*** Dataset content ***

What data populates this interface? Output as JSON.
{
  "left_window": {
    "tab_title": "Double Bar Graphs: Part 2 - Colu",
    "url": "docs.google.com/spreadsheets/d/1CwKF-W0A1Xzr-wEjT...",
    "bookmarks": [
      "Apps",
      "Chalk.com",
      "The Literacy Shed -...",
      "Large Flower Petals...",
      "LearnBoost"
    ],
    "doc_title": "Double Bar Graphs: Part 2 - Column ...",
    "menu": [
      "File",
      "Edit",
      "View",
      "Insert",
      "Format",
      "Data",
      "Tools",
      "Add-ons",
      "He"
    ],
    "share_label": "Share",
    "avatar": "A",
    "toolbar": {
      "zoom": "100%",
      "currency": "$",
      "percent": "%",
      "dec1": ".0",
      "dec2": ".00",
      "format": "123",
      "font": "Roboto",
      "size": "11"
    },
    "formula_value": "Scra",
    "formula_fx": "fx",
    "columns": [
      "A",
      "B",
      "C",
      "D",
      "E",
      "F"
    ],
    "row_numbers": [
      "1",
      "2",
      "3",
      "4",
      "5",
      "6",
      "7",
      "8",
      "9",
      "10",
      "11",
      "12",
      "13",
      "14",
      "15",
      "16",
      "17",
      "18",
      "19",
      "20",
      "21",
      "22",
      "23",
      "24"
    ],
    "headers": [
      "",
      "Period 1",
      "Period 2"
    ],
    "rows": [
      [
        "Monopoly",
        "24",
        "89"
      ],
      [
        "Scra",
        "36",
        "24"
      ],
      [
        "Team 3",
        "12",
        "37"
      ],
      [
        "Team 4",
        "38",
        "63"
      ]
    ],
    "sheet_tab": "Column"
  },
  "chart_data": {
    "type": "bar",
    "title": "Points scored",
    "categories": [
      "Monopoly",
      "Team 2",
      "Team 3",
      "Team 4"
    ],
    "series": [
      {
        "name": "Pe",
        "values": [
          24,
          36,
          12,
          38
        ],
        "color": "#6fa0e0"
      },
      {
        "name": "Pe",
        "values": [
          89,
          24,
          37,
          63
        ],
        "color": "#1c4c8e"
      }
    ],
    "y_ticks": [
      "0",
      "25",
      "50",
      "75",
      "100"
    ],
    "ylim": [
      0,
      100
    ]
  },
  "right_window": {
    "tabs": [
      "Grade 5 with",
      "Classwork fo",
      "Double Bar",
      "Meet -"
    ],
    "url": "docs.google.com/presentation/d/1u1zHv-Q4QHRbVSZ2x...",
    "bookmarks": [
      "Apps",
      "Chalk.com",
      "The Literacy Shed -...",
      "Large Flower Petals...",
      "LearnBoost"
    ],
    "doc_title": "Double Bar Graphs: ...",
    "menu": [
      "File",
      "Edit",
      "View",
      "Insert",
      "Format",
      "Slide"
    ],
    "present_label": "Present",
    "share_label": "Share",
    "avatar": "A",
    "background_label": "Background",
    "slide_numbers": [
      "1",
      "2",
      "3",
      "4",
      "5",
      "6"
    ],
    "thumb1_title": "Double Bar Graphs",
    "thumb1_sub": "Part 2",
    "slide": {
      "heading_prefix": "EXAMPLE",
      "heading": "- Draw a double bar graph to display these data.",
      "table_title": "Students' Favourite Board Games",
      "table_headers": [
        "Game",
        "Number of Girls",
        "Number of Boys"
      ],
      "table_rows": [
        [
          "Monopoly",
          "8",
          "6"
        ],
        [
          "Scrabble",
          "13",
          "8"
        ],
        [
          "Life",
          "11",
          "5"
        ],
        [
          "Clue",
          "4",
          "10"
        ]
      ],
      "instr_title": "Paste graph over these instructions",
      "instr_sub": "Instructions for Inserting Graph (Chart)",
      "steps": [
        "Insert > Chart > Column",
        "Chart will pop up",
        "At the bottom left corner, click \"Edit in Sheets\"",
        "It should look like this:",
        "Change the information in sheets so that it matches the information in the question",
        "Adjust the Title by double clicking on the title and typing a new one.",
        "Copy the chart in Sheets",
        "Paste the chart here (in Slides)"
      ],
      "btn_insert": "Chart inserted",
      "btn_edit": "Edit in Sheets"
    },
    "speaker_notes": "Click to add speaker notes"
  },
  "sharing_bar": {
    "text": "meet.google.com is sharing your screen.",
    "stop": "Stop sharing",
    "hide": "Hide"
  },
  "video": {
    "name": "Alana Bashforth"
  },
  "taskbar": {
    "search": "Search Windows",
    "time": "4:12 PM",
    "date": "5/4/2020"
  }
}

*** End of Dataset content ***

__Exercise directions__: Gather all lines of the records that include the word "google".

__Answer area__:
    "url": "docs.google.com/spreadsheets/d/1CwKF-W0A1Xzr-wEjT...",
    "url": "docs.google.com/presentation/d/1u1zHv-Q4QHRbVSZ2x...",
    "text": "meet.google.com is sharing your screen.",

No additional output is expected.